# ABOUT THIS EXERCISE
Filter the entries beneath this task, copying only the lines that hold the word "Stocktake".

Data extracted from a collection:
#####

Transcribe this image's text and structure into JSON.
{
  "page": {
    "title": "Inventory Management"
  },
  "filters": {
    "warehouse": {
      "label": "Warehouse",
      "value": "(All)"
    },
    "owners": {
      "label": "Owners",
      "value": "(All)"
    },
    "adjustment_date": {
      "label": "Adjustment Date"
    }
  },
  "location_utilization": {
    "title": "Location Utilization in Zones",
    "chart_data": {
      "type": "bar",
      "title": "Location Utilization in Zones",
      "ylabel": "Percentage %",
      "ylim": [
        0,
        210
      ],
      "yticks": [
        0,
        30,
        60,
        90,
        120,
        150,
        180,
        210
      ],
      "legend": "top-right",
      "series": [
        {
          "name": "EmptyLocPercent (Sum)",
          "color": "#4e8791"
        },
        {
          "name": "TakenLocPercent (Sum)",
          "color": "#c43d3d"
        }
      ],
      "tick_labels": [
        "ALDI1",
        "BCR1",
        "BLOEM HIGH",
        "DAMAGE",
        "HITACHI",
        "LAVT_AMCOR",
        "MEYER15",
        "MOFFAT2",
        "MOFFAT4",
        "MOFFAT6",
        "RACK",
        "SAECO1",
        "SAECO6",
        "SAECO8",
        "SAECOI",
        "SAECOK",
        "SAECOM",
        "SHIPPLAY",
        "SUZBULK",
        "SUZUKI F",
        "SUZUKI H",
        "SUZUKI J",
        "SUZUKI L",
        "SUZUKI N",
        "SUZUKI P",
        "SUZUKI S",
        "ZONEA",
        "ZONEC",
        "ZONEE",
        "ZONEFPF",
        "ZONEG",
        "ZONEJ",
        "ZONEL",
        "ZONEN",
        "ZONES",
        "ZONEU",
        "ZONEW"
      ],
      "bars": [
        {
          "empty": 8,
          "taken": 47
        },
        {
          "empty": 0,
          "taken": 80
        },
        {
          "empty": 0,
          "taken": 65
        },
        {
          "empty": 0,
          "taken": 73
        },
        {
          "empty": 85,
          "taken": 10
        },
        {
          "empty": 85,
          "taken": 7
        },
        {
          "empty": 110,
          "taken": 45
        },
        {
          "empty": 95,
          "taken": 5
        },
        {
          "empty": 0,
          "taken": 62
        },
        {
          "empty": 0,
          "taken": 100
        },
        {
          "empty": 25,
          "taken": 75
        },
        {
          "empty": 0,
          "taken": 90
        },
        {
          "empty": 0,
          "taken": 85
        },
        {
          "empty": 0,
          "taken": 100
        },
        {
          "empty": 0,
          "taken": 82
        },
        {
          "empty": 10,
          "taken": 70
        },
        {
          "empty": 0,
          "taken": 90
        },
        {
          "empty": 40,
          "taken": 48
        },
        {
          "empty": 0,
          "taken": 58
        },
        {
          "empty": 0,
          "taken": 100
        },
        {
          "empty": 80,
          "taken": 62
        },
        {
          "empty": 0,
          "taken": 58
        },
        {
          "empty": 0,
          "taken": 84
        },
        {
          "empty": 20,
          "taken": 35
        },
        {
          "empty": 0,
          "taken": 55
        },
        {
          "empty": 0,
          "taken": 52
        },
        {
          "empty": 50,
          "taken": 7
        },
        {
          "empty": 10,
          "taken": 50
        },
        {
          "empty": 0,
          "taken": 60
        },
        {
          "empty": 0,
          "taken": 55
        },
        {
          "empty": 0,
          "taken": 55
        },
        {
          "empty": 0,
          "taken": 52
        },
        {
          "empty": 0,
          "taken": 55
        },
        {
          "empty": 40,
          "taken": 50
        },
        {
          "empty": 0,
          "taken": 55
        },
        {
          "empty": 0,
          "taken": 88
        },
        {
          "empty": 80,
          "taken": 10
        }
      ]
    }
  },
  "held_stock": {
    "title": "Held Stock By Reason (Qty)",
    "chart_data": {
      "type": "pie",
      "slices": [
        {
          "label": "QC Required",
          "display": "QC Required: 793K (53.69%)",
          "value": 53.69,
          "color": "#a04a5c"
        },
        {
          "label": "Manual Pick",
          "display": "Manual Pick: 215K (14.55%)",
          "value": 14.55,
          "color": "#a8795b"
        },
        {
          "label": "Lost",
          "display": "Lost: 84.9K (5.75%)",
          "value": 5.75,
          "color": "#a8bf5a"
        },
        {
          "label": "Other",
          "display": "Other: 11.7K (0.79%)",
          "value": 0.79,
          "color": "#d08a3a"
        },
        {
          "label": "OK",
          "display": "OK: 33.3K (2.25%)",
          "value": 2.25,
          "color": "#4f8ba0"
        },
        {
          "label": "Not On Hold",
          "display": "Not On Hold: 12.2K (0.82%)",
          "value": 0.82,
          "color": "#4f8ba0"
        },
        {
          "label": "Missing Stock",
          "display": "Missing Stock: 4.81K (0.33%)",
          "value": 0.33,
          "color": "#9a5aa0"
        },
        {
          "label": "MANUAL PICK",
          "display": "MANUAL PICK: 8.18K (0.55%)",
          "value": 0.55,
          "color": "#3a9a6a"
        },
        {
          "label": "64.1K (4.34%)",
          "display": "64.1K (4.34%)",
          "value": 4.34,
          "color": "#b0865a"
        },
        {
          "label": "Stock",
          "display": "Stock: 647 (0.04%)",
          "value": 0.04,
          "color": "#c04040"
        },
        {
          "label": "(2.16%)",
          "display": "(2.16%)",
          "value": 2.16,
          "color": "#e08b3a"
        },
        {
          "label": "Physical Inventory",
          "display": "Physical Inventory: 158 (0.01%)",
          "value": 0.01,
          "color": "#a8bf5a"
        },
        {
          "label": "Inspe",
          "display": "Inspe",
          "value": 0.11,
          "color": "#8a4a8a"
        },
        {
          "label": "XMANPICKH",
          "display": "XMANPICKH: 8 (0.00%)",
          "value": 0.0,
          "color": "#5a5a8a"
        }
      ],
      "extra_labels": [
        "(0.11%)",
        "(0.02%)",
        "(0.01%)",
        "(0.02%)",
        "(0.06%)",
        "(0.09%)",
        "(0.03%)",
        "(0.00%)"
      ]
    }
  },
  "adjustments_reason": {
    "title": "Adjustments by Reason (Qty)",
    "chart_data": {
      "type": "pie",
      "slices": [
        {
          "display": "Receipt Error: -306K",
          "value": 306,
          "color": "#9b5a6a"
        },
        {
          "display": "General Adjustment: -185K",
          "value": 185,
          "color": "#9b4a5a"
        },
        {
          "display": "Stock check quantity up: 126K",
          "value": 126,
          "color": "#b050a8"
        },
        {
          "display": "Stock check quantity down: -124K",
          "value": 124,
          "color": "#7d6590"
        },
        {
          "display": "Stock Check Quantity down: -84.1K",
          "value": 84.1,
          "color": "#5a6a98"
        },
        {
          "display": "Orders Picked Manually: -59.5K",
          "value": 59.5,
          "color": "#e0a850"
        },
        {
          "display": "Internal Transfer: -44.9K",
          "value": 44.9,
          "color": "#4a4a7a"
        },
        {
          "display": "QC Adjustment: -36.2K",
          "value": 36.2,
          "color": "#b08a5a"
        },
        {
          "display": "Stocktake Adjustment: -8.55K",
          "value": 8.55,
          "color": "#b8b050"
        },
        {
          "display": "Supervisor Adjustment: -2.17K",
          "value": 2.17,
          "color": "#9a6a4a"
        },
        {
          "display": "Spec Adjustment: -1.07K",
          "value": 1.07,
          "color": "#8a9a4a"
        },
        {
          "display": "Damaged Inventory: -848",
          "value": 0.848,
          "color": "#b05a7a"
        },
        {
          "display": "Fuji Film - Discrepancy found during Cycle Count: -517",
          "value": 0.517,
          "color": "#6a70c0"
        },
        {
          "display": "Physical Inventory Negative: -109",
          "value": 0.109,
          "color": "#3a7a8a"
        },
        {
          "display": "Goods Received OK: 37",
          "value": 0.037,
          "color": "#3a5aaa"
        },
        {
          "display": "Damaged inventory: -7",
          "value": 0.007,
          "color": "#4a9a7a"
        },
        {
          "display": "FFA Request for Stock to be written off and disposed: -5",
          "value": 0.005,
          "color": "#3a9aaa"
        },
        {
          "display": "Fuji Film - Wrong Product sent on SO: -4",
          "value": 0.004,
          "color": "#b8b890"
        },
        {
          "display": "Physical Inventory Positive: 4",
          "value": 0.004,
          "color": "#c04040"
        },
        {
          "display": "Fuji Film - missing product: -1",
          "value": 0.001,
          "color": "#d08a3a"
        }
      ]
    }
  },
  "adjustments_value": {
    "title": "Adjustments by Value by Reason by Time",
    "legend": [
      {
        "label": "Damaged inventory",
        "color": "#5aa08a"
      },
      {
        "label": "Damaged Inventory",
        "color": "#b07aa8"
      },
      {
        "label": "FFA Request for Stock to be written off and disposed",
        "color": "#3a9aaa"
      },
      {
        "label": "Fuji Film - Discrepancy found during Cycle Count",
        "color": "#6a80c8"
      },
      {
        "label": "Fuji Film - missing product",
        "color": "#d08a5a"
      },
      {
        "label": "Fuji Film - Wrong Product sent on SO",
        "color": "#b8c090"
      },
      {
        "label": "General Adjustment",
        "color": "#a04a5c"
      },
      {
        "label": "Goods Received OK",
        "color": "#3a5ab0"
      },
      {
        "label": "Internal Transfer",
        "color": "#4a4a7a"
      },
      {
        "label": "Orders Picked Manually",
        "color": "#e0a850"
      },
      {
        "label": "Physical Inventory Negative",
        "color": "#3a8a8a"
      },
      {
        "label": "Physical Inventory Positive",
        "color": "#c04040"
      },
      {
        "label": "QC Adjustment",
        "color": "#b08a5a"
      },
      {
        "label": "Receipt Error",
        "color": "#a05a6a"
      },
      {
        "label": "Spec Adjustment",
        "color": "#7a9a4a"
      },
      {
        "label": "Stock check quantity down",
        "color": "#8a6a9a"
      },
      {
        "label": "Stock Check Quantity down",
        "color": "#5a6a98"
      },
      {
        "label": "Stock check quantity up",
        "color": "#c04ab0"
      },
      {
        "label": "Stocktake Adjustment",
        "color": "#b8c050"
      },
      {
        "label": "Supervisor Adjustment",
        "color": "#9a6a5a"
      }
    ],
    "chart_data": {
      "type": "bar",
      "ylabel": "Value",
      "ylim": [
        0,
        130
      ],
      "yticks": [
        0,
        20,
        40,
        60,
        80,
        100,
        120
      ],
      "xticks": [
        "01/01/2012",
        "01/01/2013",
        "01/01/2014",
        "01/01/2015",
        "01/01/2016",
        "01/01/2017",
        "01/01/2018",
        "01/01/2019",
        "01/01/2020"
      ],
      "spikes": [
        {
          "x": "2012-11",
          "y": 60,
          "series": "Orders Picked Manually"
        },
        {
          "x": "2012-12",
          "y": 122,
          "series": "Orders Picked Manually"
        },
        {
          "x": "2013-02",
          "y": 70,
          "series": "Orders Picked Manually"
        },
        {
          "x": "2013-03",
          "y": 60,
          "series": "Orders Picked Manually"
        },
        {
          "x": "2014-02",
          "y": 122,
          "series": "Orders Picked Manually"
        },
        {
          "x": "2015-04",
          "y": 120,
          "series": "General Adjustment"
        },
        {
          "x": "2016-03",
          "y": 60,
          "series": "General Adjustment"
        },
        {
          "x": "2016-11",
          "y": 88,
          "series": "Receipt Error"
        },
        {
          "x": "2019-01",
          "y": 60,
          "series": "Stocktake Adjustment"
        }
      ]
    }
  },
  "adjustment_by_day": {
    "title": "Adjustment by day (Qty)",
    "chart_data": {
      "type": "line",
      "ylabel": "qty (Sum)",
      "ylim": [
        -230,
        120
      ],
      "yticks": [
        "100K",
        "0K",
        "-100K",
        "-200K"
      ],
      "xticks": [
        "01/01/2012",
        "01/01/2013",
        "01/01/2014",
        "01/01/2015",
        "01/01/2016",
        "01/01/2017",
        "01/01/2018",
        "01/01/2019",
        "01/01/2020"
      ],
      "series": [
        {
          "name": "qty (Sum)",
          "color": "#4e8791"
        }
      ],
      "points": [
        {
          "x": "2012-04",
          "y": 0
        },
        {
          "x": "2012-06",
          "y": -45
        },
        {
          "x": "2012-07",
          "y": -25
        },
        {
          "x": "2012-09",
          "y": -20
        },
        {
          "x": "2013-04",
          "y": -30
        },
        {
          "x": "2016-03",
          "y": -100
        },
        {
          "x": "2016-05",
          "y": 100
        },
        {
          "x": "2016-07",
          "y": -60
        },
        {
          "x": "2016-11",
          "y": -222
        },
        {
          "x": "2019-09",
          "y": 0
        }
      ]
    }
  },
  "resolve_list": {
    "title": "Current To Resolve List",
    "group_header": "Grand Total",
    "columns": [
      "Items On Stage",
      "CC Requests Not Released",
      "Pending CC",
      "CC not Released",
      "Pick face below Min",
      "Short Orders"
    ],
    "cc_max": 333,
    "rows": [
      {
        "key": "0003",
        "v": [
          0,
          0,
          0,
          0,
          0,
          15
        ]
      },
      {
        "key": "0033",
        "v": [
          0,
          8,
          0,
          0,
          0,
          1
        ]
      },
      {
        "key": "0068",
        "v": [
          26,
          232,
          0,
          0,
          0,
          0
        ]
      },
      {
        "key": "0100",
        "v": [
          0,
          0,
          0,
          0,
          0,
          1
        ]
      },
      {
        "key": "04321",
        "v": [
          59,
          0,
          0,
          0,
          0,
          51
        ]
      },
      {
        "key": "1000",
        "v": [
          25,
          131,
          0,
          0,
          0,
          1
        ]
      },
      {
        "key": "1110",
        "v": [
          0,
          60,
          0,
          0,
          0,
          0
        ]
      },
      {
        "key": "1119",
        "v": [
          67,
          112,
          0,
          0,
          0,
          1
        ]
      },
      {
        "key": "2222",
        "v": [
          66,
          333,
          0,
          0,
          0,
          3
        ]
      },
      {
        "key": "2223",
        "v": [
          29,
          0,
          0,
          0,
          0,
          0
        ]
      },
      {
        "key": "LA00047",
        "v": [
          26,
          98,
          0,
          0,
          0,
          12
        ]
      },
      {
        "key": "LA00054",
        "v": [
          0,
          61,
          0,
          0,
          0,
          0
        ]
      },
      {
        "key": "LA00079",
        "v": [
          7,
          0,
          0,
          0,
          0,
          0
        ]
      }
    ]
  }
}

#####

# REPLY TO THE EXERCISE
          "display": "Stocktake Adjustment: -8.55K",
        "label": "Stocktake Adjustment",
          "series": "Stocktake Adjustment"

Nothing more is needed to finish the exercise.